## PROBLEM REQUIREMENTS
All lines in the data bearing the string "Stack" should be identified and copied.

(Collected data entries)
::::::::::

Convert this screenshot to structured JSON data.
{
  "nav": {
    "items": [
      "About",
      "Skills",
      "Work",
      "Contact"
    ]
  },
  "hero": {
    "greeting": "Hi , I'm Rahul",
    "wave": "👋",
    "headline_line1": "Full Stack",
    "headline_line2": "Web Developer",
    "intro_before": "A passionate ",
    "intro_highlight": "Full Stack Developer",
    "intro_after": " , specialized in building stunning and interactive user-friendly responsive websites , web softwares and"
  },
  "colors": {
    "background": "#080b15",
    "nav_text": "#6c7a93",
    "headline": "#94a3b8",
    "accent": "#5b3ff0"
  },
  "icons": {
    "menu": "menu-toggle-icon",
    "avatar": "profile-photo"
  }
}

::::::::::

## ANSWER TO THE PROBLEM
    "headline_line1": "Full Stack",
    "intro_highlight": "Full Stack Developer",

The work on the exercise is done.